As students in Brazil slowly return to in-person learning following the COVID-19 pandemic, some are being introduced to a program designed to foster parent-teacher partnerships to help boost children’s academic and social and emotional success.
Renata T.M. Gomes, graduate student in the Nebraska Center for Research on Children, Youth, Families and Schools, is leading the effort to bring Teachers and Parents as Partners to Brazil.
TAPP is an evidence-based, problem-solving and decision-making intervention developed by Susan Sheridan, director of CYFS, and other Nebraska researchers that builds on student strengths and fosters collaboration among parents and teachers to enhance students’ academic, behavioral and social outcomes.
“There is a huge gap between teachers and students’ parents in Brazil right now,” Gomes said. “There is no structured, sequential and scientific-proven strategy for teachers and parents in Brazil to collaborate with one another, so this is an effective tool to help them.”
Gomes’ dissertation project and pilot study are an expansion of the broader Nebraska-Brazil Early Childhood Partnership. She conducted a systematic review of cultural adaptations of evidence-based behavioral interventions to identify the best models and practices to translate and adapt interventions to Brazilian culture.
Gomes worked with Federal University of São Paulo for her Brazilian institutional review board approval. Additionally, the Porvir Institute published a story about TAPP in 2020, and will continue to gather, analyze and disseminate data about the importance of family-school partnerships, specifically about the TAPP process.

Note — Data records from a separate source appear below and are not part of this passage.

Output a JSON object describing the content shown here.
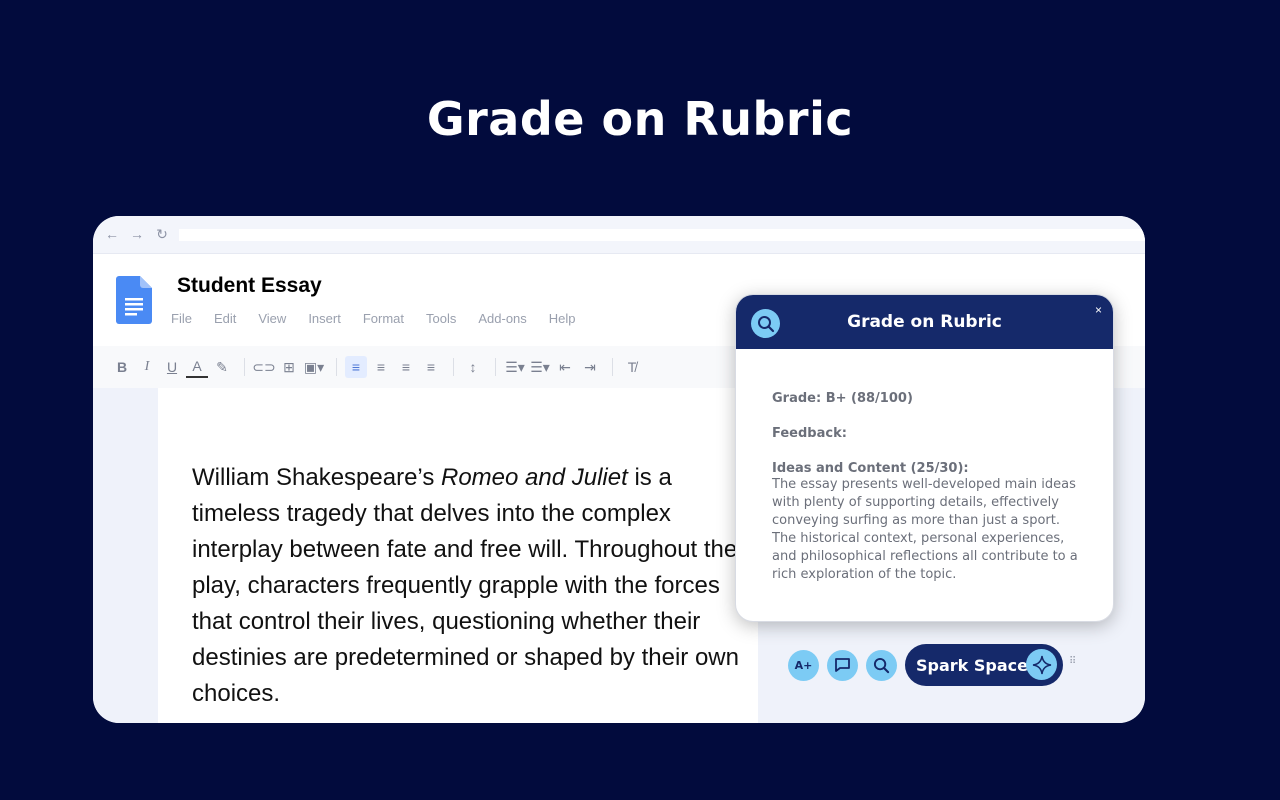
{
  "hero": {
    "title": "Grade on Rubric"
  },
  "document": {
    "title": "Student Essay",
    "menu": [
      "File",
      "Edit",
      "View",
      "Insert",
      "Format",
      "Tools",
      "Add-ons",
      "Help"
    ],
    "essay": {
      "part1": "William Shakespeare’s ",
      "italic": "Romeo and Juliet",
      "part2": " is a timeless tragedy that delves into the complex interplay between fate and free will. Throughout the play, characters frequently grapple with the forces that control their lives, questioning whether their destinies are predetermined or shaped by their own choices."
    }
  },
  "panel": {
    "title": "Grade on Rubric",
    "close": "×",
    "grade": "Grade: B+ (88/100)",
    "feedback_label": "Feedback:",
    "section_title": "Ideas and Content (25/30):",
    "section_text": "The essay presents well-developed main ideas with plenty of supporting details, effectively conveying surfing as more than just a sport. The historical context, personal experiences, and philosophical reflections all contribute to a rich exploration of the topic."
  },
  "bottom_bar": {
    "grade_button": "A+",
    "spark_label": "Spark Space"
  },
  "colors": {
    "background": "#020b3d",
    "panel_header": "#15296a",
    "accent": "#7ccbf4"
  },
  "icons": [
    "back-arrow-icon",
    "forward-arrow-icon",
    "reload-icon",
    "docs-logo-icon",
    "search-icon",
    "comment-icon",
    "sparkle-icon",
    "drag-handle-icon"
  ]
}
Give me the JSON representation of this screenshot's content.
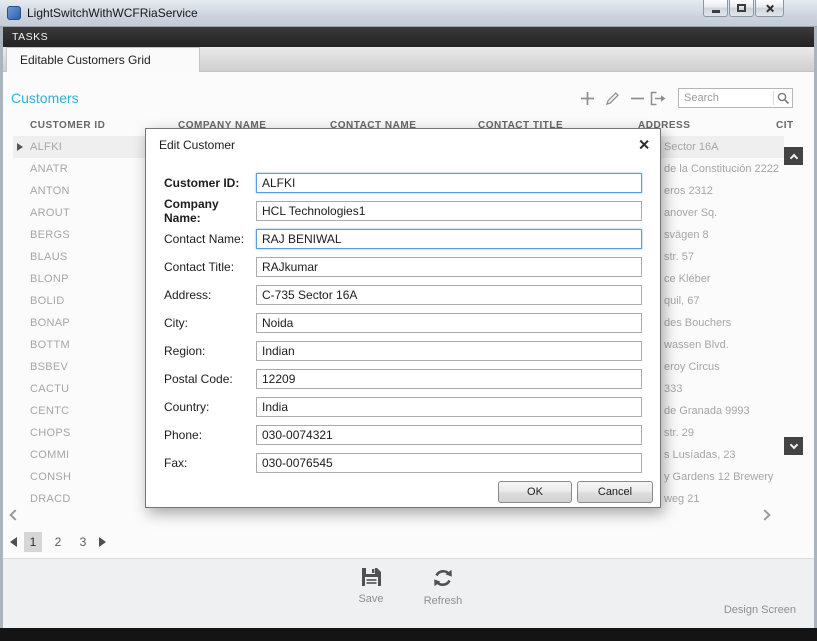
{
  "window": {
    "title": "LightSwitchWithWCFRiaService"
  },
  "menu": {
    "tasks": "TASKS"
  },
  "tabs": {
    "active": "Editable Customers Grid"
  },
  "screen": {
    "title": "Customers",
    "search_placeholder": "Search"
  },
  "grid": {
    "columns": [
      "CUSTOMER ID",
      "COMPANY NAME",
      "CONTACT NAME",
      "CONTACT TITLE",
      "ADDRESS",
      "CIT"
    ],
    "rows": [
      {
        "customer_id": "ALFKI",
        "address_fragment": "Sector 16A",
        "selected": true
      },
      {
        "customer_id": "ANATR",
        "address_fragment": "de la Constitución 2222",
        "selected": false
      },
      {
        "customer_id": "ANTON",
        "address_fragment": "eros  2312",
        "selected": false
      },
      {
        "customer_id": "AROUT",
        "address_fragment": "anover Sq.",
        "selected": false
      },
      {
        "customer_id": "BERGS",
        "address_fragment": "svägen  8",
        "selected": false
      },
      {
        "customer_id": "BLAUS",
        "address_fragment": "str. 57",
        "selected": false
      },
      {
        "customer_id": "BLONP",
        "address_fragment": "ce Kléber",
        "selected": false
      },
      {
        "customer_id": "BOLID",
        "address_fragment": "quil, 67",
        "selected": false
      },
      {
        "customer_id": "BONAP",
        "address_fragment": "des Bouchers",
        "selected": false
      },
      {
        "customer_id": "BOTTM",
        "address_fragment": "wassen Blvd.",
        "selected": false
      },
      {
        "customer_id": "BSBEV",
        "address_fragment": "eroy Circus",
        "selected": false
      },
      {
        "customer_id": "CACTU",
        "address_fragment": "333",
        "selected": false
      },
      {
        "customer_id": "CENTC",
        "address_fragment": "de Granada 9993",
        "selected": false
      },
      {
        "customer_id": "CHOPS",
        "address_fragment": "str. 29",
        "selected": false
      },
      {
        "customer_id": "COMMI",
        "address_fragment": "s Lusíadas, 23",
        "selected": false
      },
      {
        "customer_id": "CONSH",
        "address_fragment": "y Gardens 12  Brewery",
        "selected": false
      },
      {
        "customer_id": "DRACD",
        "address_fragment": "weg 21",
        "selected": false
      }
    ]
  },
  "pagination": {
    "pages": [
      "1",
      "2",
      "3"
    ],
    "current": "1"
  },
  "command_bar": {
    "save": "Save",
    "refresh": "Refresh"
  },
  "footer": {
    "design_screen": "Design Screen"
  },
  "dialog": {
    "title": "Edit Customer",
    "fields": [
      {
        "label": "Customer ID:",
        "value": "ALFKI",
        "bold": true,
        "focused": true
      },
      {
        "label": "Company Name:",
        "value": "HCL Technologies1",
        "bold": true,
        "focused": false
      },
      {
        "label": "Contact Name:",
        "value": "RAJ BENIWAL",
        "bold": false,
        "focused": true
      },
      {
        "label": "Contact Title:",
        "value": "RAJkumar",
        "bold": false,
        "focused": false
      },
      {
        "label": "Address:",
        "value": "C-735 Sector 16A",
        "bold": false,
        "focused": false
      },
      {
        "label": "City:",
        "value": "Noida",
        "bold": false,
        "focused": false
      },
      {
        "label": "Region:",
        "value": "Indian",
        "bold": false,
        "focused": false
      },
      {
        "label": "Postal Code:",
        "value": "12209",
        "bold": false,
        "focused": false
      },
      {
        "label": "Country:",
        "value": "India",
        "bold": false,
        "focused": false
      },
      {
        "label": "Phone:",
        "value": "030-0074321",
        "bold": false,
        "focused": false
      },
      {
        "label": "Fax:",
        "value": "030-0076545",
        "bold": false,
        "focused": false
      }
    ],
    "buttons": {
      "ok": "OK",
      "cancel": "Cancel"
    }
  }
}
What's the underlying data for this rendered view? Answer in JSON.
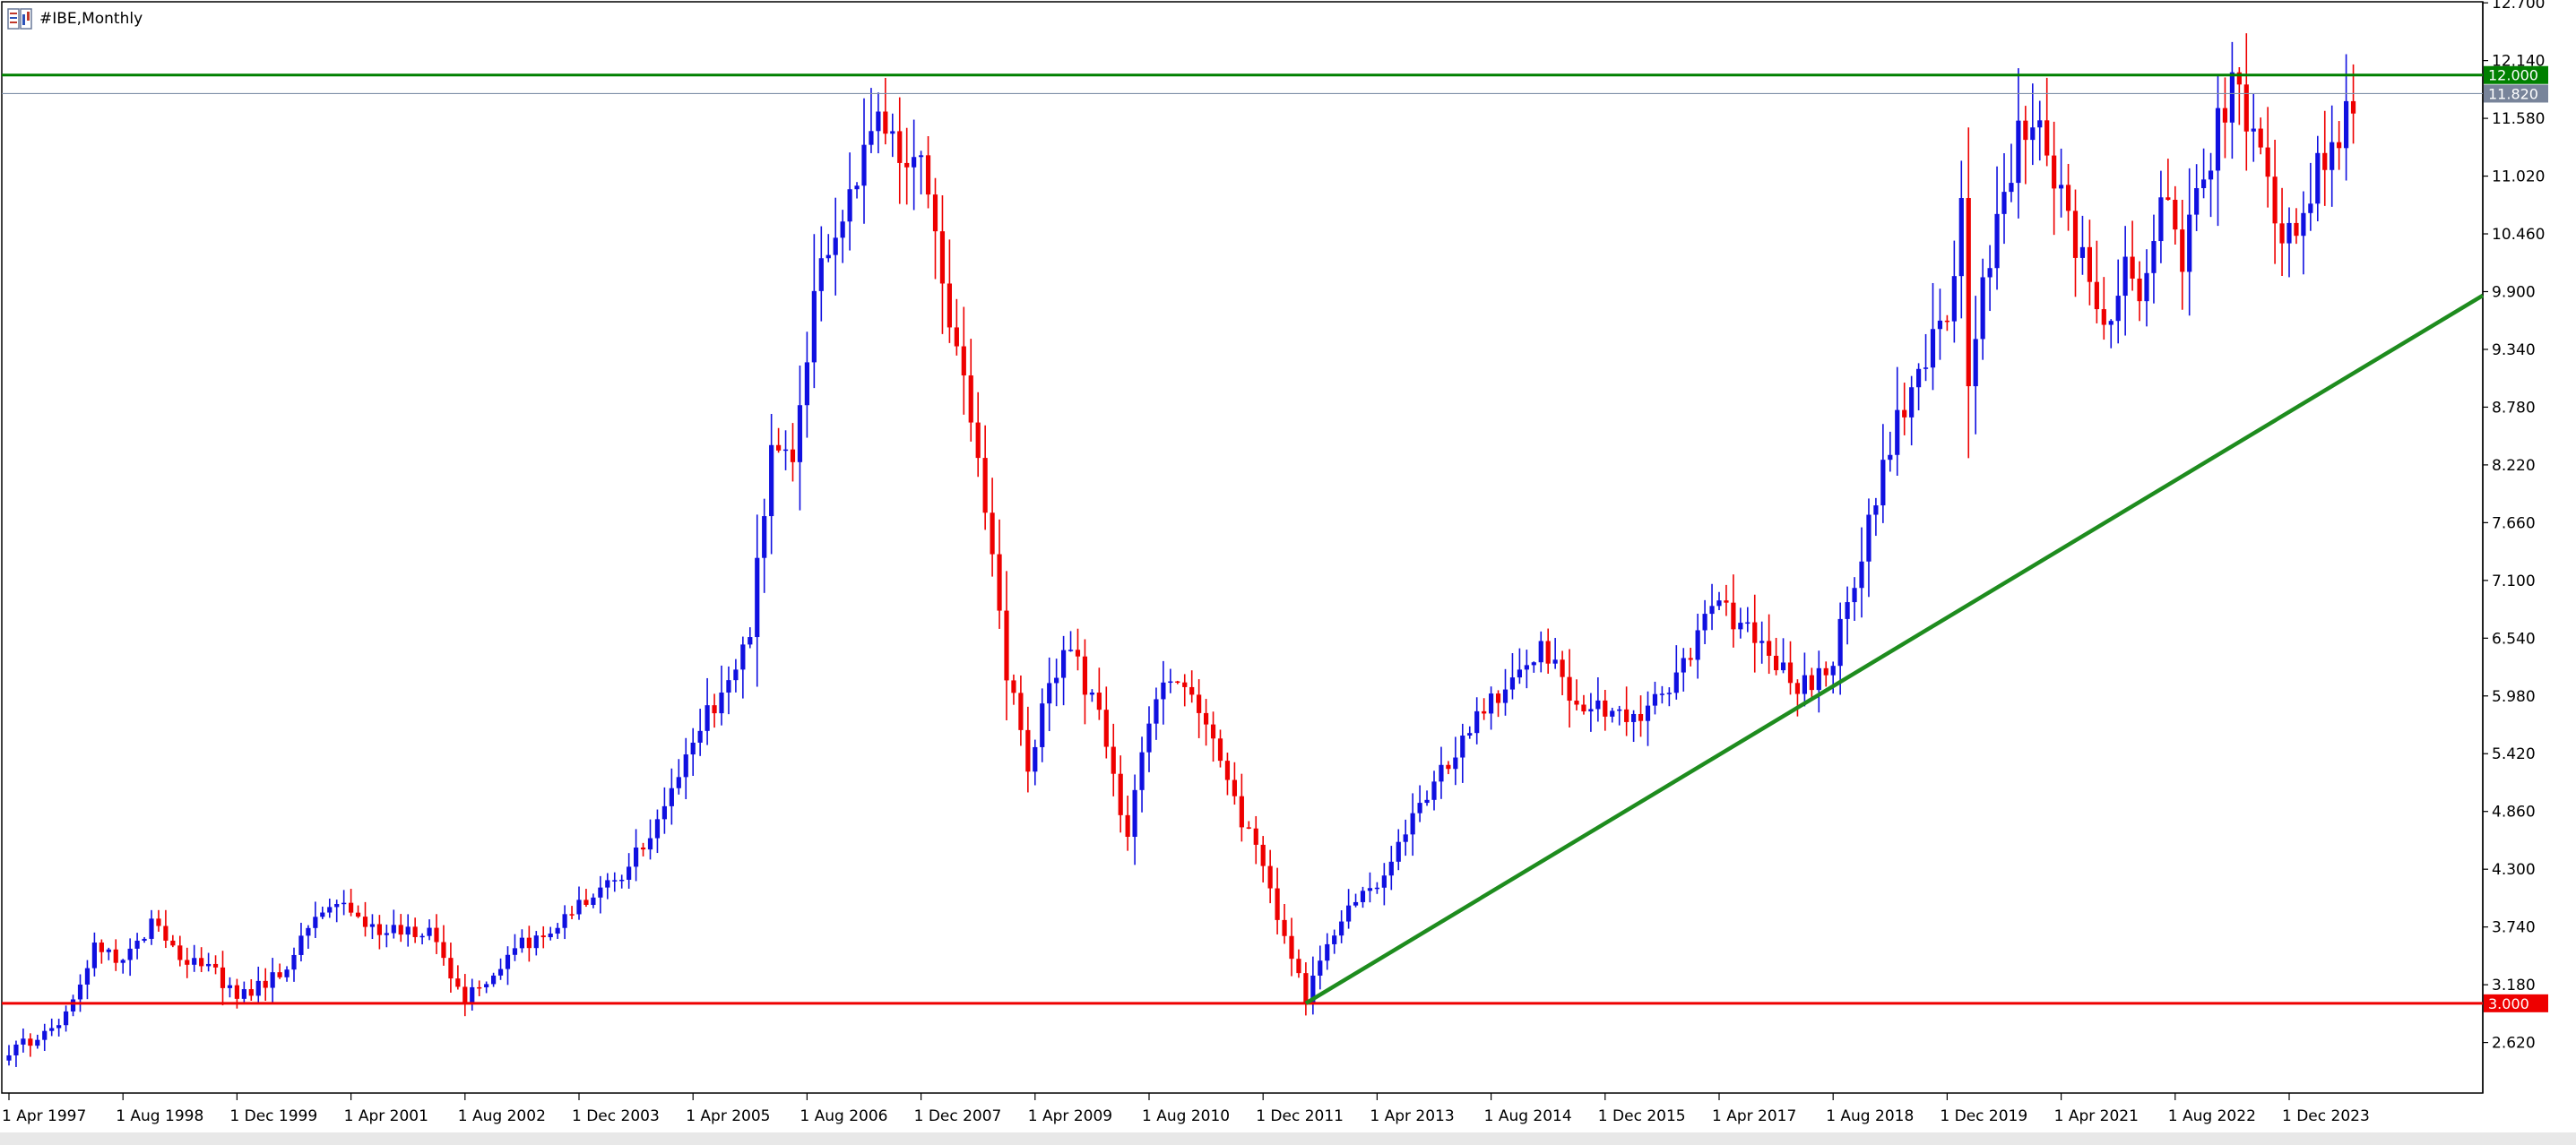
{
  "window": {
    "title": "#IBE,Monthly"
  },
  "colors": {
    "bull": "#1010e0",
    "bear": "#ee0000",
    "resistance": "#008000",
    "support": "#ee0000",
    "trend": "#1e8c1e",
    "price_line": "#8090a8",
    "badge_price": "#78849a"
  },
  "chart_data": {
    "type": "candlestick",
    "title": "#IBE,Monthly",
    "xlabel": "",
    "ylabel": "",
    "ylim": [
      2.13,
      12.71
    ],
    "grid": false,
    "x_range": [
      "1997-04",
      "2024-09"
    ],
    "y_ticks": [
      "12.700",
      "12.140",
      "11.580",
      "11.020",
      "10.460",
      "9.900",
      "9.340",
      "8.780",
      "8.220",
      "7.660",
      "7.100",
      "6.540",
      "5.980",
      "5.420",
      "4.860",
      "4.300",
      "3.740",
      "3.180",
      "2.620"
    ],
    "x_ticks": [
      {
        "label": "1 Apr 1997",
        "date": "1997-04"
      },
      {
        "label": "1 Aug 1998",
        "date": "1998-08"
      },
      {
        "label": "1 Dec 1999",
        "date": "1999-12"
      },
      {
        "label": "1 Apr 2001",
        "date": "2001-04"
      },
      {
        "label": "1 Aug 2002",
        "date": "2002-08"
      },
      {
        "label": "1 Dec 2003",
        "date": "2003-12"
      },
      {
        "label": "1 Apr 2005",
        "date": "2005-04"
      },
      {
        "label": "1 Aug 2006",
        "date": "2006-08"
      },
      {
        "label": "1 Dec 2007",
        "date": "2007-12"
      },
      {
        "label": "1 Apr 2009",
        "date": "2009-04"
      },
      {
        "label": "1 Aug 2010",
        "date": "2010-08"
      },
      {
        "label": "1 Dec 2011",
        "date": "2011-12"
      },
      {
        "label": "1 Apr 2013",
        "date": "2013-04"
      },
      {
        "label": "1 Aug 2014",
        "date": "2014-08"
      },
      {
        "label": "1 Dec 2015",
        "date": "2015-12"
      },
      {
        "label": "1 Apr 2017",
        "date": "2017-04"
      },
      {
        "label": "1 Aug 2018",
        "date": "2018-08"
      },
      {
        "label": "1 Dec 2019",
        "date": "2019-12"
      },
      {
        "label": "1 Apr 2021",
        "date": "2021-04"
      },
      {
        "label": "1 Aug 2022",
        "date": "2022-08"
      },
      {
        "label": "1 Dec 2023",
        "date": "2023-12"
      }
    ],
    "anchors": [
      {
        "date": "1997-04",
        "close": 2.55
      },
      {
        "date": "1997-10",
        "close": 2.7
      },
      {
        "date": "1998-01",
        "close": 3.1
      },
      {
        "date": "1998-04",
        "close": 3.55
      },
      {
        "date": "1998-08",
        "close": 3.4
      },
      {
        "date": "1998-12",
        "close": 3.8
      },
      {
        "date": "1999-03",
        "close": 3.5
      },
      {
        "date": "1999-09",
        "close": 3.3
      },
      {
        "date": "1999-12",
        "close": 3.05
      },
      {
        "date": "2000-06",
        "close": 3.3
      },
      {
        "date": "2000-09",
        "close": 3.6
      },
      {
        "date": "2001-02",
        "close": 4.0
      },
      {
        "date": "2001-06",
        "close": 3.75
      },
      {
        "date": "2002-03",
        "close": 3.7
      },
      {
        "date": "2002-08",
        "close": 3.05
      },
      {
        "date": "2002-10",
        "close": 3.15
      },
      {
        "date": "2003-03",
        "close": 3.55
      },
      {
        "date": "2003-08",
        "close": 3.7
      },
      {
        "date": "2003-12",
        "close": 4.0
      },
      {
        "date": "2004-06",
        "close": 4.2
      },
      {
        "date": "2004-12",
        "close": 4.9
      },
      {
        "date": "2005-06",
        "close": 5.8
      },
      {
        "date": "2005-12",
        "close": 6.6
      },
      {
        "date": "2006-03",
        "close": 8.5
      },
      {
        "date": "2006-06",
        "close": 8.2
      },
      {
        "date": "2006-09",
        "close": 9.8
      },
      {
        "date": "2007-01",
        "close": 10.8
      },
      {
        "date": "2007-06",
        "close": 11.4
      },
      {
        "date": "2007-12",
        "close": 11.2
      },
      {
        "date": "2008-03",
        "close": 10.0
      },
      {
        "date": "2008-06",
        "close": 9.0
      },
      {
        "date": "2008-09",
        "close": 7.8
      },
      {
        "date": "2008-12",
        "close": 6.2
      },
      {
        "date": "2009-03",
        "close": 5.3
      },
      {
        "date": "2009-06",
        "close": 6.2
      },
      {
        "date": "2009-09",
        "close": 6.4
      },
      {
        "date": "2010-01",
        "close": 5.8
      },
      {
        "date": "2010-05",
        "close": 4.6
      },
      {
        "date": "2010-07",
        "close": 5.4
      },
      {
        "date": "2010-10",
        "close": 6.2
      },
      {
        "date": "2011-02",
        "close": 6.0
      },
      {
        "date": "2011-06",
        "close": 5.3
      },
      {
        "date": "2011-09",
        "close": 4.8
      },
      {
        "date": "2012-01",
        "close": 4.1
      },
      {
        "date": "2012-06",
        "close": 3.05
      },
      {
        "date": "2012-08",
        "close": 3.4
      },
      {
        "date": "2012-12",
        "close": 3.9
      },
      {
        "date": "2013-05",
        "close": 4.2
      },
      {
        "date": "2013-10",
        "close": 4.9
      },
      {
        "date": "2014-04",
        "close": 5.6
      },
      {
        "date": "2014-09",
        "close": 6.0
      },
      {
        "date": "2015-03",
        "close": 6.4
      },
      {
        "date": "2015-09",
        "close": 5.9
      },
      {
        "date": "2016-04",
        "close": 5.8
      },
      {
        "date": "2016-09",
        "close": 6.1
      },
      {
        "date": "2017-04",
        "close": 6.9
      },
      {
        "date": "2017-10",
        "close": 6.5
      },
      {
        "date": "2018-03",
        "close": 6.0
      },
      {
        "date": "2018-08",
        "close": 6.4
      },
      {
        "date": "2018-12",
        "close": 7.4
      },
      {
        "date": "2019-06",
        "close": 8.8
      },
      {
        "date": "2019-12",
        "close": 9.6
      },
      {
        "date": "2020-02",
        "close": 10.8
      },
      {
        "date": "2020-03",
        "close": 9.0
      },
      {
        "date": "2020-07",
        "close": 10.8
      },
      {
        "date": "2020-11",
        "close": 11.5
      },
      {
        "date": "2021-01",
        "close": 11.6
      },
      {
        "date": "2021-04",
        "close": 10.9
      },
      {
        "date": "2021-08",
        "close": 10.0
      },
      {
        "date": "2021-10",
        "close": 9.4
      },
      {
        "date": "2022-01",
        "close": 10.2
      },
      {
        "date": "2022-03",
        "close": 9.8
      },
      {
        "date": "2022-06",
        "close": 10.8
      },
      {
        "date": "2022-09",
        "close": 10.2
      },
      {
        "date": "2022-12",
        "close": 11.0
      },
      {
        "date": "2023-04",
        "close": 11.9
      },
      {
        "date": "2023-07",
        "close": 11.6
      },
      {
        "date": "2023-10",
        "close": 10.6
      },
      {
        "date": "2023-12",
        "close": 10.4
      },
      {
        "date": "2024-03",
        "close": 11.0
      },
      {
        "date": "2024-09",
        "close": 11.82
      }
    ],
    "levels": [
      {
        "value": 12.0,
        "label": "12.000",
        "role": "resistance"
      },
      {
        "value": 11.82,
        "label": "11.820",
        "role": "last-price"
      },
      {
        "value": 3.0,
        "label": "3.000",
        "role": "support"
      }
    ],
    "trendline": {
      "from": {
        "date": "2012-06",
        "value": 3.0
      },
      "to": {
        "date": "2030-03",
        "value": 11.85
      }
    }
  }
}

During school closures in Brazil due to the pandemic, Gomes and Sheridan were invited to co-write a book chapter titled, “Family-School Partnership: The role of the School Psychologist in bringing the two contexts closer.”
For the project, Gomes recruited a focus group of parents and teachers to learn about TAPP, assess the program’s acceptance and provide feedback on how to best tailor it to Brazilian culture. Data collection on the first group of participating students, parents and teachers began in spring 2022, when in-person classroom instruction resumed and researchers were allowed back in Brazilian schools following community safety protocols.
The one-year pilot project includes students from the private Camino School in São Paulo, along with their parents and teachers, as the first participants in TAPP for Brazilian Families.
Like their American counterparts, Brazilian students learned online through the much of the pandemic. Some schools still offer a hybrid instruction format of in-person and remote learning, but the Camino School has returned to a full in-person curriculum.
Gomes notes that Brazil’s institutions and policymakers are emphasizing the need for engagement and collaboration between parents and teachers. The widespread remote learning throughout the pandemic, she said, illustrated the importance of parent-teacher partnerships.
“Research has proven that teachers and parents need to collaborate to improve student outcomes and promote healthy relationships among them, so TAPP is particularly powerful and useful right now,” Gomes said. “I’m excited about the opportunity to bring TAPP to Brazil.”